(SUPPLIED INFORMATION begins)

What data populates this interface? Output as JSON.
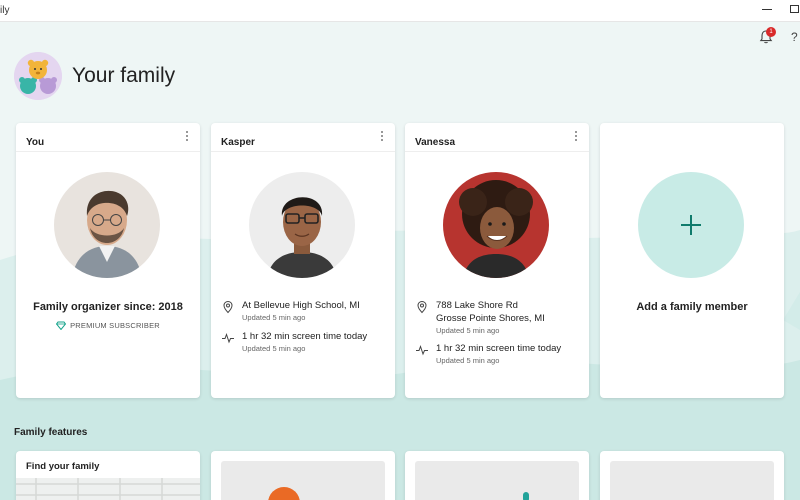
{
  "window": {
    "title": "ily"
  },
  "notifications": {
    "count": "1"
  },
  "help_label": "?",
  "header": {
    "title": "Your family"
  },
  "members": [
    {
      "name": "You",
      "organizer_text": "Family organizer since: 2018",
      "subscription": "PREMIUM SUBSCRIBER"
    },
    {
      "name": "Kasper",
      "location": "At Bellevue High School, MI",
      "location_updated": "Updated 5 min ago",
      "screen_time": "1 hr 32 min screen time today",
      "screen_time_updated": "Updated 5 min ago"
    },
    {
      "name": "Vanessa",
      "location_line1": "788 Lake Shore Rd",
      "location_line2": "Grosse Pointe Shores, MI",
      "location_updated": "Updated 5 min ago",
      "screen_time": "1 hr 32 min screen time today",
      "screen_time_updated": "Updated 5 min ago"
    }
  ],
  "add_member": {
    "label": "Add a family member"
  },
  "features": {
    "title": "Family features",
    "find_family": "Find your family"
  },
  "colors": {
    "accent": "#0f7b6c",
    "add_circle": "#c8ebe6",
    "background": "#eef6f5",
    "badge": "#d92a2a"
  }
}
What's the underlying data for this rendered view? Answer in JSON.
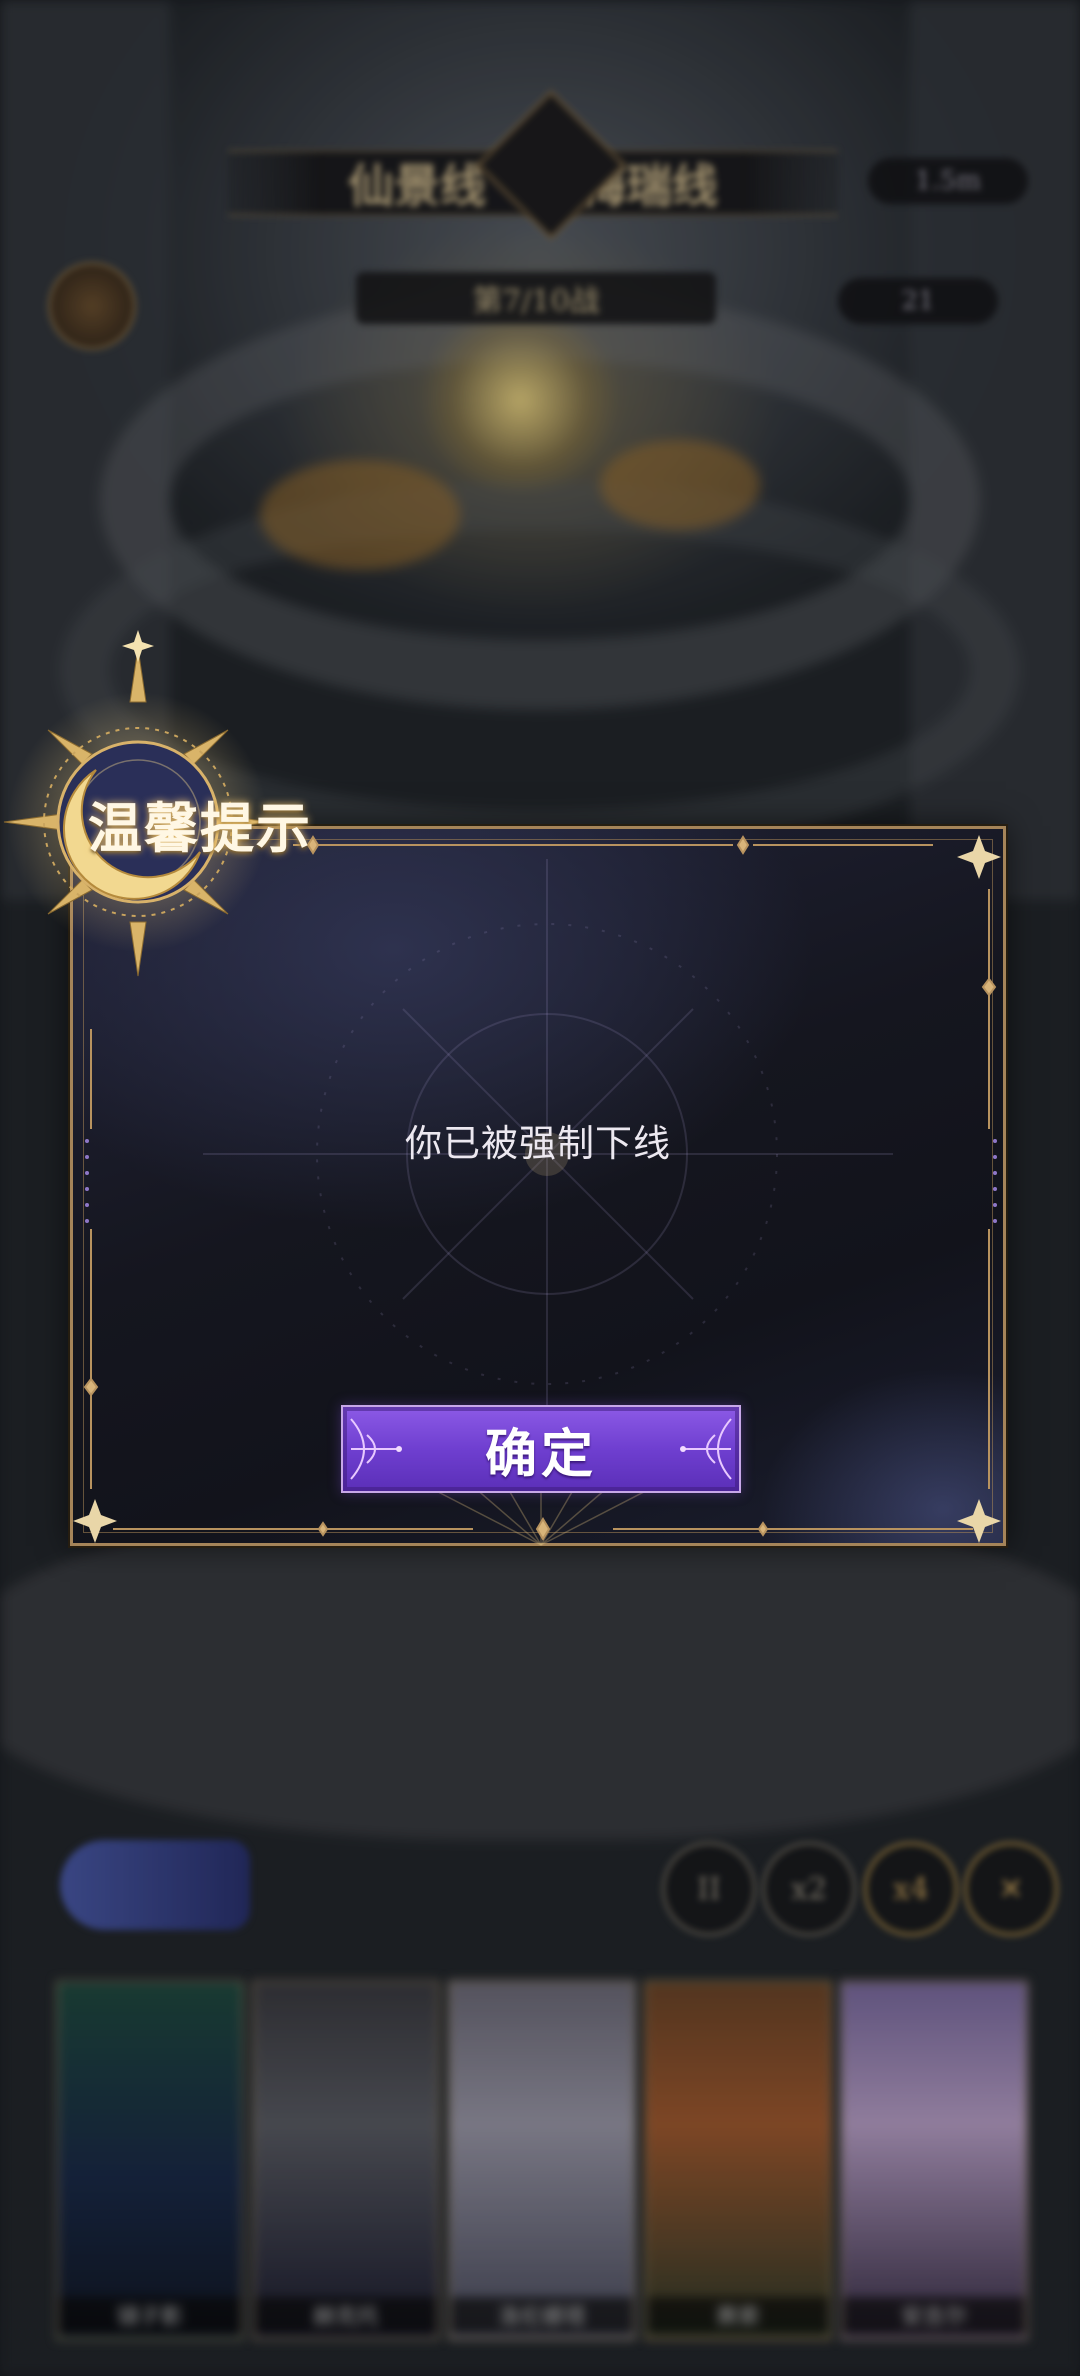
{
  "background": {
    "hud": {
      "title_left": "仙景线",
      "title_right": "梅瑞线",
      "stage": "第7/10战",
      "right_pill_1": "1.5m",
      "right_pill_2": "21"
    },
    "controls": {
      "pause_label": "II",
      "speed_2_label": "x2",
      "speed_4_label": "x4",
      "close_label": "✕"
    },
    "heroes": [
      {
        "name": "镜子影"
      },
      {
        "name": "赫克托"
      },
      {
        "name": "洛伦娜塔"
      },
      {
        "name": "赛索"
      },
      {
        "name": "安吉尔"
      }
    ]
  },
  "dialog": {
    "title": "温馨提示",
    "message": "你已被强制下线",
    "confirm_label": "确定"
  },
  "colors": {
    "frame_gold": "#a58459",
    "panel_dark": "#15161f",
    "button_purple": "#6f3fd0",
    "text_light": "#ece8f0"
  }
}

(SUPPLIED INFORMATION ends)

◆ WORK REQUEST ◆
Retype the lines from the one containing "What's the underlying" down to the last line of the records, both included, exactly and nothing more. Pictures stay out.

◆ TASK SOLUTION ◆
What's the underlying data for this rendered view? Answer in JSON.
{
  "background": {
    "hud": {
      "title_left": "仙景线",
      "title_right": "梅瑞线",
      "stage": "第7/10战",
      "right_pill_1": "1.5m",
      "right_pill_2": "21"
    },
    "controls": {
      "pause_label": "II",
      "speed_2_label": "x2",
      "speed_4_label": "x4",
      "close_label": "✕"
    },
    "heroes": [
      {
        "name": "镜子影"
      },
      {
        "name": "赫克托"
      },
      {
        "name": "洛伦娜塔"
      },
      {
        "name": "赛索"
      },
      {
        "name": "安吉尔"
      }
    ]
  },
  "dialog": {
    "title": "温馨提示",
    "message": "你已被强制下线",
    "confirm_label": "确定"
  },
  "colors": {
    "frame_gold": "#a58459",
    "panel_dark": "#15161f",
    "button_purple": "#6f3fd0",
    "text_light": "#ece8f0"
  }
}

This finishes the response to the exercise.